Next, Suliman discusses the three large minority groups in Libya in more detail:
Suliman states that the Imazighen were Libya’s first inhabitants. The Imazighen community currently consists of 4 to 10 per cent of the Libyan people: this number is merely a guess, Suliman says, because Lybian censures deny the existence of the culture. T
The Imazighen can be found in a number of countries, but in Libya, they mostly reside in the Nefusa Mountains, the coastal town Zuara and townships in the southern oasis. For a long time, the Imazighen were not allowed express their own culture: according to Suliman, they could not speak their own language, called Tamazight, for example. Any signs of their culture were often violently supressed.
Suliman says the Imazighen have greatly succeeded in organising themselves. They have managed to protect their identity both on a local and global level via the Supreme Amazigh Council and the World Amazigh Congress. Tamazight teachers are being trained, for example, and Suliman reveals new text books are being printed to make up for the many years in which the language was neglected. However, the time has yet to come that the Imazighen can back and relax: according to Suliman, they are still fighting for recognition of their language and a greater representation in parliament and the Committee of 60, who are responsible for creating a new constitution.

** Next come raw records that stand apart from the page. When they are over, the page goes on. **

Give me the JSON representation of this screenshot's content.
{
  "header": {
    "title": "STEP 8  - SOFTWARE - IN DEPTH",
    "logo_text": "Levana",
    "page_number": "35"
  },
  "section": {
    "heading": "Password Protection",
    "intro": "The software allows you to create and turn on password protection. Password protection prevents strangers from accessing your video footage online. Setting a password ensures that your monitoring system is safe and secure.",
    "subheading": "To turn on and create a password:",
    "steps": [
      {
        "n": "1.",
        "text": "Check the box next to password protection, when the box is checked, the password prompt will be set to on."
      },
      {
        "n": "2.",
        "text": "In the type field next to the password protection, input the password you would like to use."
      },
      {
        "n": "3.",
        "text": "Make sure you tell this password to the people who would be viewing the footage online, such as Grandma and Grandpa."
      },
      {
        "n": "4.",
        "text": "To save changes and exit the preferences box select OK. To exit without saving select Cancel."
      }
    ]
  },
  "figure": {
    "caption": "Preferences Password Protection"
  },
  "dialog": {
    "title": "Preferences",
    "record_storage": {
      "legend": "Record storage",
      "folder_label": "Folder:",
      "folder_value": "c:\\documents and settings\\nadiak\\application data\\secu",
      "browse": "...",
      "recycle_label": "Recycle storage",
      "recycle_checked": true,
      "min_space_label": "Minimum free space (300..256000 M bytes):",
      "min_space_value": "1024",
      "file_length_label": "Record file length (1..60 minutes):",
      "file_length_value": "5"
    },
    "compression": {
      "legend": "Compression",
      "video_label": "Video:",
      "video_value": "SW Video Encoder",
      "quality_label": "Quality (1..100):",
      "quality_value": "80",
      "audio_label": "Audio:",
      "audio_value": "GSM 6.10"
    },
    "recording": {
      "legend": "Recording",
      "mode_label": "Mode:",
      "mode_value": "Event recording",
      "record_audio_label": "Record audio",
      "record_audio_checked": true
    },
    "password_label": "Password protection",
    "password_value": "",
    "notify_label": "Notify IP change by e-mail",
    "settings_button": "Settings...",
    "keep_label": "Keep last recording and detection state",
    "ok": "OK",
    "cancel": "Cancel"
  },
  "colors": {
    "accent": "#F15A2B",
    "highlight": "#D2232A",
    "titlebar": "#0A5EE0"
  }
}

Just as the Imazighen, Suliman says, the Tuaregs were also oppressed by the Gaddafi regime. The Tuareg are also present in multiple African countries; in Libya, these nomadic and pastoral people mainly live in the Sahara Desert. The Tuareg were unable to obtain national documents under the reign of Gaddafi, Suliman says, which meant they did not have Libyan citizenship and could not participate with the Libyan state: they could not vote, for example.
The Tuareg can mainly be found in the Fezzan Province, as they have always depended on the trans-Saharan trade routes. Suliman reveals that the Tuareg in Ghadames, a UNESCO World Heritage site, are currently under attack as they have been accused of supporting Gaddafi in the revolution. As a consequence, Suliman says, 2,500 Tuareg have been expelled from the town and now live in a refugee camp in the Awal Valley. However, she also states that the camp has been visited by Members of Libya’s General National Congress and that the Displaced People’s Affairs Committee has received a number of recommendations for the reconciliation of the different ethnicities with one another.
According to Suliman, the Toubou people also live a nomadic and pastoral lifestyle. The ethnic group can be found in Northern Chad and Southern Libya. The Toubou were also marginalised by Gaddafi: in fact, his policy towards the dark-skinned minority has been described as “racist” by the Society for Threatened Peoples. During Gaddafi’s regime, Suliman states, the Toubou underwent mass forced evictions in which their homes were destroyed. Moreover, she says, they were also denied state education and health care. No wonder the Toubou participated en masse in the 2011 revolution!
Suliman states that even though the tree different minorities are all fighting for their own, individual rights, they have also joined hands to strengthen their call for recognition. Together, the Amazigh Council, the Supreme Tuareg Council and the Toubou National Assembly have asked for greater rights and fairer representation of their cultures at the governmental and social level. By working together, Suliman says, the three minorities hope to achieve a “consensus principle” i.e. they wish to be included and have their say in matters concerning the new constitution. If their wish is not granted, they have threaten unite themselves and boycott new elections.
According to Suliman, Libya might be big, but the number of inhabitants is relatively small. Now that their oppressor has finally left them, she believes the country should embrace its ethnical diversity in order to create a national identity.
For more amazing images of these people, please visit the blog Trip Down Memory Lane, who we thank for the above pictures.